▶
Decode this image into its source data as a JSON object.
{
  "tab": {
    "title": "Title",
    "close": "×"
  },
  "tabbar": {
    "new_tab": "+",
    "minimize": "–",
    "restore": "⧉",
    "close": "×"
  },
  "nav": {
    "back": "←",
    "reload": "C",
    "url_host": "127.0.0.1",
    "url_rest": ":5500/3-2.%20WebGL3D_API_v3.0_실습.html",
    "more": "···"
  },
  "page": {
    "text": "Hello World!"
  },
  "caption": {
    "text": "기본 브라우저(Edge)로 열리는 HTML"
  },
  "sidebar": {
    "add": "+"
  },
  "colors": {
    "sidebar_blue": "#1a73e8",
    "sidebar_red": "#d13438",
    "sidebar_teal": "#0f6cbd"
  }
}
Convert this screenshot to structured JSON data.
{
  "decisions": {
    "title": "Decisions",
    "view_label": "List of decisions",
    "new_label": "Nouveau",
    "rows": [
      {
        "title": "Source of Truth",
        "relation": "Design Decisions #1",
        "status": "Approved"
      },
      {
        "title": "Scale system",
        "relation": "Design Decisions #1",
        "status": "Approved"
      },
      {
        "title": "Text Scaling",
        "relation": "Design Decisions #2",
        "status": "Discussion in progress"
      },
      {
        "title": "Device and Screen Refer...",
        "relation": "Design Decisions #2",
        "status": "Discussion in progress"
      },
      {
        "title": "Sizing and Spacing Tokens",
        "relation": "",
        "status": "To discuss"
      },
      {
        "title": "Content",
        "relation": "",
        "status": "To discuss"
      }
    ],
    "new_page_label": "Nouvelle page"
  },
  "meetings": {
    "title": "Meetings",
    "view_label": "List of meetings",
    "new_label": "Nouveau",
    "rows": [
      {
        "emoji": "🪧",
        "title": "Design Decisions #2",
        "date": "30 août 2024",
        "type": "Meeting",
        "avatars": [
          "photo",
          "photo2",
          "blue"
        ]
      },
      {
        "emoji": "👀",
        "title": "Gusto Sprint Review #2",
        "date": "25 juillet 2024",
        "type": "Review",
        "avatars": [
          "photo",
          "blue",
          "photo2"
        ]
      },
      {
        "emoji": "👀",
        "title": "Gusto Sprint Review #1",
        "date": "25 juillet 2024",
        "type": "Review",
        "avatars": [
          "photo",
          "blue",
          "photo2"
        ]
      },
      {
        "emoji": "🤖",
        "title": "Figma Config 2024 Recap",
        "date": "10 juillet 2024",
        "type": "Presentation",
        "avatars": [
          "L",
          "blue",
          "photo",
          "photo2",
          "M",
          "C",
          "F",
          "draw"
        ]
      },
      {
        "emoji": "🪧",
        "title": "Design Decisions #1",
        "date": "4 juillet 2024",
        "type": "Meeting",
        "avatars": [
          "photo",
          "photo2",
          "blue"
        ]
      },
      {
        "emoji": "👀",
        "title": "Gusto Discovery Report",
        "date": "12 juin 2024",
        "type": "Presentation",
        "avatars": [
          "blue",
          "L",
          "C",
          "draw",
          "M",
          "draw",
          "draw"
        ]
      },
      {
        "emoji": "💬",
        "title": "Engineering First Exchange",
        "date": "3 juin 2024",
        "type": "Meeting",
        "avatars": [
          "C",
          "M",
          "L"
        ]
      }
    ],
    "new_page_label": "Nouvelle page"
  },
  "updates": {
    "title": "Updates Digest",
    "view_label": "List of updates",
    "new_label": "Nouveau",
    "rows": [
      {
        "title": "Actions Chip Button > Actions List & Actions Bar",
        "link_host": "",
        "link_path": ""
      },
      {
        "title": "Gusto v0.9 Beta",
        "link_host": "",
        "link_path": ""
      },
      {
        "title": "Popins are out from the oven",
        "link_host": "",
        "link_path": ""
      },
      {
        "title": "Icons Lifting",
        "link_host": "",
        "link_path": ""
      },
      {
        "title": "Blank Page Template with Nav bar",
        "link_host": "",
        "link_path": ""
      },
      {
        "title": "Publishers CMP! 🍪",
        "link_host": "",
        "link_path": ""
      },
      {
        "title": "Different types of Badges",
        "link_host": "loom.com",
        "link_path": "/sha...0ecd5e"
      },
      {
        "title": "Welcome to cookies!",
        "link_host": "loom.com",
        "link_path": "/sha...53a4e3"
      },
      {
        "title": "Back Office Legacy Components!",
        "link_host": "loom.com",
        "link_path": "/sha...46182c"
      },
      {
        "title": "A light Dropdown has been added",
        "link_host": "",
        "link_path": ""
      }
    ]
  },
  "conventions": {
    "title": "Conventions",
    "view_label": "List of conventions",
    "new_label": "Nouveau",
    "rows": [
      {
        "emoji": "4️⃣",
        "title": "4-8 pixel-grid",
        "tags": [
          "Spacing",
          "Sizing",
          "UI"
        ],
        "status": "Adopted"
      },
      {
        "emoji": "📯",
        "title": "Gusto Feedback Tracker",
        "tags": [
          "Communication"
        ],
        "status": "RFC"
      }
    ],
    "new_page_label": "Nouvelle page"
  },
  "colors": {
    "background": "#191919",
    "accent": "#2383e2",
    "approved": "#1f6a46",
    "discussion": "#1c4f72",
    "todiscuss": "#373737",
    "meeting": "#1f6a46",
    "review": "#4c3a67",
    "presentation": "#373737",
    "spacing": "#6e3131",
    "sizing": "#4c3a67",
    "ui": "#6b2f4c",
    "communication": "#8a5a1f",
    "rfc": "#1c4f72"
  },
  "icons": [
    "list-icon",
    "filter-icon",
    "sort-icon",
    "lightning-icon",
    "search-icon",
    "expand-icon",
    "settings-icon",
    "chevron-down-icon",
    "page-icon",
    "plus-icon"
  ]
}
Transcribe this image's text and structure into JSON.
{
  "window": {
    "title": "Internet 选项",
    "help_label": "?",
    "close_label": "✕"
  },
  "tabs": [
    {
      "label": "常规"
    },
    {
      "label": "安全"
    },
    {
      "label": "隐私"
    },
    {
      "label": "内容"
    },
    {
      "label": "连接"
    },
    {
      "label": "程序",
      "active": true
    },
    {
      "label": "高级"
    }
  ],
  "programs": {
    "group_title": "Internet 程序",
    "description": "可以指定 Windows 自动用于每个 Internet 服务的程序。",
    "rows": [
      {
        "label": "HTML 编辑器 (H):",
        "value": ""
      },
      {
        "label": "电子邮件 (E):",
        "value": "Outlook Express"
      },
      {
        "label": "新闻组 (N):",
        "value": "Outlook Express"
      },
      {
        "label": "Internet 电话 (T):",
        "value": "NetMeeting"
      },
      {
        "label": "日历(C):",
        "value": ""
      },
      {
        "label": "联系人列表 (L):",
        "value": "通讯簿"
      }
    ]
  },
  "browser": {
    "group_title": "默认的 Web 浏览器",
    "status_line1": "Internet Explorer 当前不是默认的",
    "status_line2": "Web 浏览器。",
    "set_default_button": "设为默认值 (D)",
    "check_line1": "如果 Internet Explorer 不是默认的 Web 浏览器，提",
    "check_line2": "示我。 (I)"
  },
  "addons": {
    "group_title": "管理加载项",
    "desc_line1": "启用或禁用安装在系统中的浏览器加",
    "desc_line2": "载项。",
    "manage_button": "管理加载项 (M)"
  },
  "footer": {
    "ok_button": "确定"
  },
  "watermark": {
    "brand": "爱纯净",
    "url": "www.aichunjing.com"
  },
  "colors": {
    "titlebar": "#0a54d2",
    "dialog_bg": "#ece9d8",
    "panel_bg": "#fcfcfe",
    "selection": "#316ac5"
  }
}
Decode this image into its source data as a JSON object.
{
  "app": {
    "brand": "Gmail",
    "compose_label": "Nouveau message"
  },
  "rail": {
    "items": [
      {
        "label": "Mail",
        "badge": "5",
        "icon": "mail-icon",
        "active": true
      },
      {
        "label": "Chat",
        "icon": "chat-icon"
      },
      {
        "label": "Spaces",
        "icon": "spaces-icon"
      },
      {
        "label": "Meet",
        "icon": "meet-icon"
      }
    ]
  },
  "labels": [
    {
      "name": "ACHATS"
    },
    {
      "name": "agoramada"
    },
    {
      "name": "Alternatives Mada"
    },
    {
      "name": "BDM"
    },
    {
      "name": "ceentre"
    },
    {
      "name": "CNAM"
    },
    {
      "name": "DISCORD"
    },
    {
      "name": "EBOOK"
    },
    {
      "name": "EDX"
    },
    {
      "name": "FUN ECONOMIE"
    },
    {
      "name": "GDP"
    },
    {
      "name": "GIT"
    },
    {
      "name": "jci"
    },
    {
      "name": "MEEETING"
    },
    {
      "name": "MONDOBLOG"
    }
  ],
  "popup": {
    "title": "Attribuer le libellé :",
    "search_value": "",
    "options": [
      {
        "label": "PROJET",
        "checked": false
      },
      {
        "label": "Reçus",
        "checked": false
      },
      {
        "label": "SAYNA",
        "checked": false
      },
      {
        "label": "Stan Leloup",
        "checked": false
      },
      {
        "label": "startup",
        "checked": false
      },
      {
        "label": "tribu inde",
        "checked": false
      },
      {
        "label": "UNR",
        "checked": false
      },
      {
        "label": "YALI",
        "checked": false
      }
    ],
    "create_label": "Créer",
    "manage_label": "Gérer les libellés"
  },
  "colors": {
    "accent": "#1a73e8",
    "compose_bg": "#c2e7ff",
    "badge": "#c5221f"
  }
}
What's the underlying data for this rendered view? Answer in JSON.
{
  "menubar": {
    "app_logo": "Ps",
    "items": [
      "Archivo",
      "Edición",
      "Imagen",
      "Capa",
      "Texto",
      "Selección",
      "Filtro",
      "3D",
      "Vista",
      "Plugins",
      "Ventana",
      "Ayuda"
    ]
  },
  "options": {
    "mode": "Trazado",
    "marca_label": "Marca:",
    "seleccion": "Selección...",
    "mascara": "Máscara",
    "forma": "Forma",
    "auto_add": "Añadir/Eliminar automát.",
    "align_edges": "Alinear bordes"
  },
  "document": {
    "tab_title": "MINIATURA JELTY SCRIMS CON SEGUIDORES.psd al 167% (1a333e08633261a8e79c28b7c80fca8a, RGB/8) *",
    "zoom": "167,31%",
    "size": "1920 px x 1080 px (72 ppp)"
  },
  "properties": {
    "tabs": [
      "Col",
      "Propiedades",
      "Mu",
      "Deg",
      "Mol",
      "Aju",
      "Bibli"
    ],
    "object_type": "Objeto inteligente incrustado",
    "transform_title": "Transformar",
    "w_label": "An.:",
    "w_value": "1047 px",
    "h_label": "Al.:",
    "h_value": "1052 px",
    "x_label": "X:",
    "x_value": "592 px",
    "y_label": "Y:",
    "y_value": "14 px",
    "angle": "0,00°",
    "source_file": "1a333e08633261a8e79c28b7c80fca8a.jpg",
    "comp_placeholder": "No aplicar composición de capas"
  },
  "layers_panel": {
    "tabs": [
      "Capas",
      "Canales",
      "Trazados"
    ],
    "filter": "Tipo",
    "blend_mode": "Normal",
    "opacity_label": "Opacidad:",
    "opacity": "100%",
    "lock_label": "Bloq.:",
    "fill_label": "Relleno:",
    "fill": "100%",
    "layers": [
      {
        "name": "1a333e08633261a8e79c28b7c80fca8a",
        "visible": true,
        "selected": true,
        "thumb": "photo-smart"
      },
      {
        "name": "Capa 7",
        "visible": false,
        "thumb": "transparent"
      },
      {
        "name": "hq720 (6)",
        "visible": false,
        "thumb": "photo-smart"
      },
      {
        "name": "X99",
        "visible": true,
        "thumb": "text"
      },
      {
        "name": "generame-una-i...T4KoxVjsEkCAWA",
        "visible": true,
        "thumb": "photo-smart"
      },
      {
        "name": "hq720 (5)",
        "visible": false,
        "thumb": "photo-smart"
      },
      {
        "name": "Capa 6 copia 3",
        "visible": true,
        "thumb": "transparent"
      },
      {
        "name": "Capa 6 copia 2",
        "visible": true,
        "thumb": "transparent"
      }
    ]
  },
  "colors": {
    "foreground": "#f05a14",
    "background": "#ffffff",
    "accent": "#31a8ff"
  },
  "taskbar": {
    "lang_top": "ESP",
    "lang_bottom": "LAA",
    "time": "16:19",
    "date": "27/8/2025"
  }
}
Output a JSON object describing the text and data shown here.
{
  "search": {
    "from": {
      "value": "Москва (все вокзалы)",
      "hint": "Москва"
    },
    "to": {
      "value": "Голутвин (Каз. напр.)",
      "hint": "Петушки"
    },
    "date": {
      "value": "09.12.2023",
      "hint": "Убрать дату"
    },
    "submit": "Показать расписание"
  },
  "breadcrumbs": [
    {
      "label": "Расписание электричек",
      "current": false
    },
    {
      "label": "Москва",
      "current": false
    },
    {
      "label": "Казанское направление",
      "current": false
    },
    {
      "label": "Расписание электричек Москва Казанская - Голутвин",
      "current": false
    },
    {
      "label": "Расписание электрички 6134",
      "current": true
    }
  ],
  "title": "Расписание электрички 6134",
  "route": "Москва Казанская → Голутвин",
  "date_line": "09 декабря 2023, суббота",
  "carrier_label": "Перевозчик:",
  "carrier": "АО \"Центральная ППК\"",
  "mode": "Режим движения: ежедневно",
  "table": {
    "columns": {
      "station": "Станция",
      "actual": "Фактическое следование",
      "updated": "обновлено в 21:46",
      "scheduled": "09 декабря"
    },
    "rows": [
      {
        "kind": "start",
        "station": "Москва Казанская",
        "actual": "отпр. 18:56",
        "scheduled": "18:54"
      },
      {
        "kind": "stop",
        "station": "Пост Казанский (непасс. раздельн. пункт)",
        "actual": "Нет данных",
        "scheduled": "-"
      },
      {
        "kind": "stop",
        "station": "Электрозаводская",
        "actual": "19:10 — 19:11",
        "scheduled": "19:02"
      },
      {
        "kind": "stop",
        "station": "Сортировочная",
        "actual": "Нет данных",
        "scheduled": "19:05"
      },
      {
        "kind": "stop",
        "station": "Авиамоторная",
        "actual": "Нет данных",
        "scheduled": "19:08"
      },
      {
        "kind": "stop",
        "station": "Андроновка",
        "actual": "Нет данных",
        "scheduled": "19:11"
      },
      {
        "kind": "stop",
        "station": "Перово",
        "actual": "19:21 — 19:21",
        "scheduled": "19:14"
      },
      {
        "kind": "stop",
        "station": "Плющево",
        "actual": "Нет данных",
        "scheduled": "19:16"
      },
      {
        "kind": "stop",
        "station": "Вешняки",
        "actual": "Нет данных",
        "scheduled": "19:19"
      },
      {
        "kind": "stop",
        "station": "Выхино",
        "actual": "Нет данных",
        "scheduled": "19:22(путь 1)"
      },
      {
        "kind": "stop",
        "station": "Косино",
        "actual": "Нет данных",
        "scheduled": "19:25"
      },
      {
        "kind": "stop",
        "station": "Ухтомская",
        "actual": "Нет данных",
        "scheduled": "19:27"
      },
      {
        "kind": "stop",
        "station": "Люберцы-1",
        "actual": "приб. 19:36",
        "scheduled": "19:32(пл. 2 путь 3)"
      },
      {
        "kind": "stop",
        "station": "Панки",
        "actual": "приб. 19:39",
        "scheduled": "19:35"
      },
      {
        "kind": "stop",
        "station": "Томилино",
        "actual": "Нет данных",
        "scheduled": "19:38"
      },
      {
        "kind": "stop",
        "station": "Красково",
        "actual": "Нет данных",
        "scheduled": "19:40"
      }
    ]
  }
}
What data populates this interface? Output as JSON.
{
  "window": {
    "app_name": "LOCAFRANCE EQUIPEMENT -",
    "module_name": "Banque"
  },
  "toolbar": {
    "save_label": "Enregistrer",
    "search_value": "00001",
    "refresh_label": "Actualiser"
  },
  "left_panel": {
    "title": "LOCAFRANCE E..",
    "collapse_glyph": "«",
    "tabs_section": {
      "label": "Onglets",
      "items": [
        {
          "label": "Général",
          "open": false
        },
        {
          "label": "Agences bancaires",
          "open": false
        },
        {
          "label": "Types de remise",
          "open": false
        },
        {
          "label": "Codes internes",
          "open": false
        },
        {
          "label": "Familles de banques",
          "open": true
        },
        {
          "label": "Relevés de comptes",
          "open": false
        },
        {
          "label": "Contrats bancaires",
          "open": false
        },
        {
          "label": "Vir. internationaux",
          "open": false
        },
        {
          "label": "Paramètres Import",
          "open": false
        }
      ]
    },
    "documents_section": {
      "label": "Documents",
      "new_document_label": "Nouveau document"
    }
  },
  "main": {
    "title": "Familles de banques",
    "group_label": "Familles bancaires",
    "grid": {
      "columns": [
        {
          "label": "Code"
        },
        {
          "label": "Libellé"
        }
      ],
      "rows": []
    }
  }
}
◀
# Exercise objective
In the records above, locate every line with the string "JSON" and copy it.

# Your response
Decode this image into its source data as a JSON object.
Convert this screenshot to structured JSON data.
Transcribe this image's text and structure into JSON.
Decode this image into its source data as a JSON object.
What's the underlying data for this rendered view? Answer in JSON.
Output a JSON object describing the text and data shown here.
What data populates this interface? Output as JSON.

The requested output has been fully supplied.